Thus, in the argument I have set before you, I have been following what I take to be the only truly rational method of getting at the problem. This is the method of the "double rejection," of challenging both sides of the usual two-cornered dispute with the aim at descrying a genuinely new position in which the legitimate motives in each of the older ones are given their due. Specifically, I have ventured to challenge both of the simplifications whereby the problem before us is most commonly rendered incapable of solution — namely, the simplifications that one can be truly secular only by accepting modern secularism and that one can believe in God only by accepting the claims of classical theism. It is hardly surprising, therefore, that the conclusion for which I have argued unites as well as divides me from all those who represent the more conventional views. With those who contend that "God is dead" I am at one in attesting the demise of a particular form of theistic belief which not only is unreasonable to contemporary men, but has also proved incapable of doing justice to the historic witness of the Christian community. On the other hand, with those who witness that "God lives" I gladly join in what seems to me not only the central affirmation of Christian faith, but also the conclusion more or less clearly implied by all my experience and thought simply as a man.
1. Quoted by W. R. Inge, Things New and Old (London: Longman’s Green, 1933), 48.
2. New York: The Macmillan Company, 1963.
4. John Hick, Philosophy of Religion (Englewood Cliffs: Prentice-Hall, 1963), 9.
5. John A. T. Robinson, In the End God. . .: A Study of the Christian Doctrine of the Lost Things (London: James Clarke, 1950), 36, 50; cf. also p. 90: "Of course, something must actually happen to the individual, just as the world must end in one way and not another."
6. The Works of the Rev. John Wesley, A.M., ed by Thomas Jackson, (London: Wesleyan-Methodist Book-Room, 1829-1831), Vol. VI, p. 322.
7. Ninian Smart, Philosophers and Religious Truth, (London: SCM Press, 1964), 26.

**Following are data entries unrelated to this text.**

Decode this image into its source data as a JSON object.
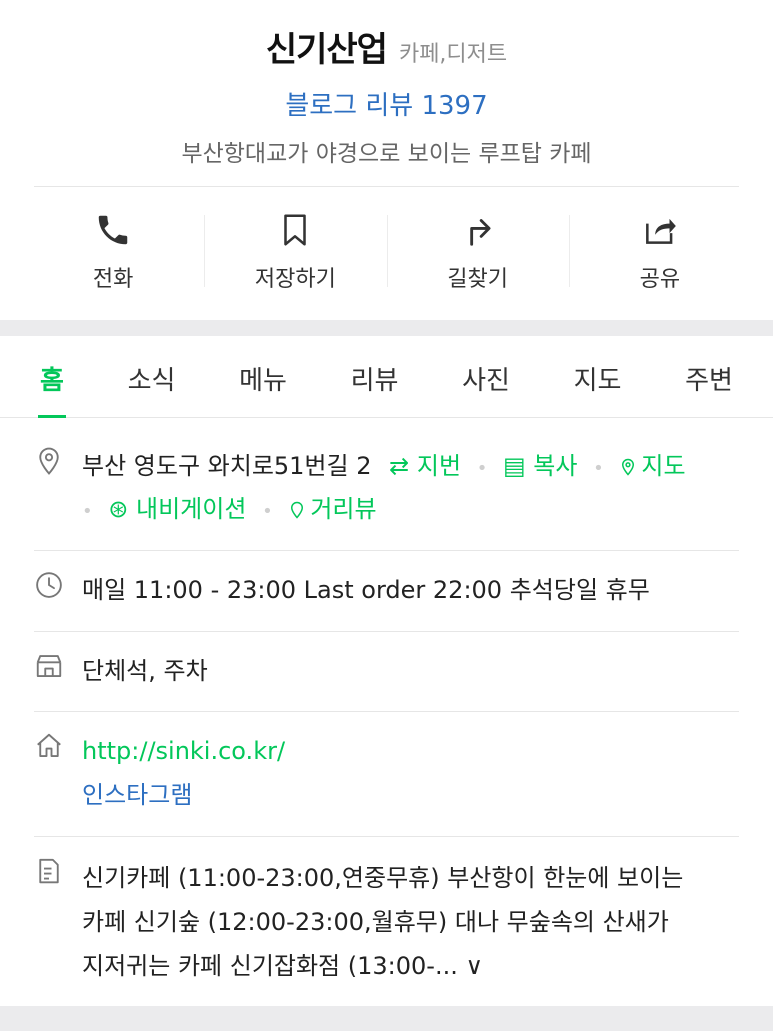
{
  "place": {
    "name": "신기산업",
    "category": "카페,디저트",
    "review_label": "블로그 리뷰 1397",
    "tagline": "부산항대교가 야경으로 보이는 루프탑 카페"
  },
  "actions": [
    {
      "label": "전화",
      "icon": "phone-icon"
    },
    {
      "label": "저장하기",
      "icon": "bookmark-icon"
    },
    {
      "label": "길찾기",
      "icon": "directions-icon"
    },
    {
      "label": "공유",
      "icon": "share-icon"
    }
  ],
  "tabs": [
    "홈",
    "소식",
    "메뉴",
    "리뷰",
    "사진",
    "지도",
    "주변"
  ],
  "active_tab": "홈",
  "address": {
    "text": "부산 영도구 와치로51번길 2",
    "links": [
      "지번",
      "복사",
      "지도",
      "내비게이션",
      "거리뷰"
    ]
  },
  "hours": "매일 11:00 - 23:00 Last order 22:00 추석당일 휴무",
  "facilities": "단체석, 주차",
  "homepage": {
    "url": "http://sinki.co.kr/",
    "instagram": "인스타그램"
  },
  "description": {
    "line1": "신기카페 (11:00-23:00,연중무휴) 부산항이 한눈에 보이는",
    "line2": "카페 신기숲 (12:00-23:00,월휴무) 대나 무숲속의 산새가",
    "line3": "지저귀는 카페 신기잡화점 (13:00-... ∨"
  },
  "colors": {
    "accent": "#03c75a",
    "link_blue": "#2d6fc1"
  }
}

8. "The Death of God Theology," Christian Scholar, XLVIII, I (Spring 1965), 45f.
9. Beyond Good and Evil, trans. by Marianne Cowan, (Chicago: Henry Regnery, 1955), xii.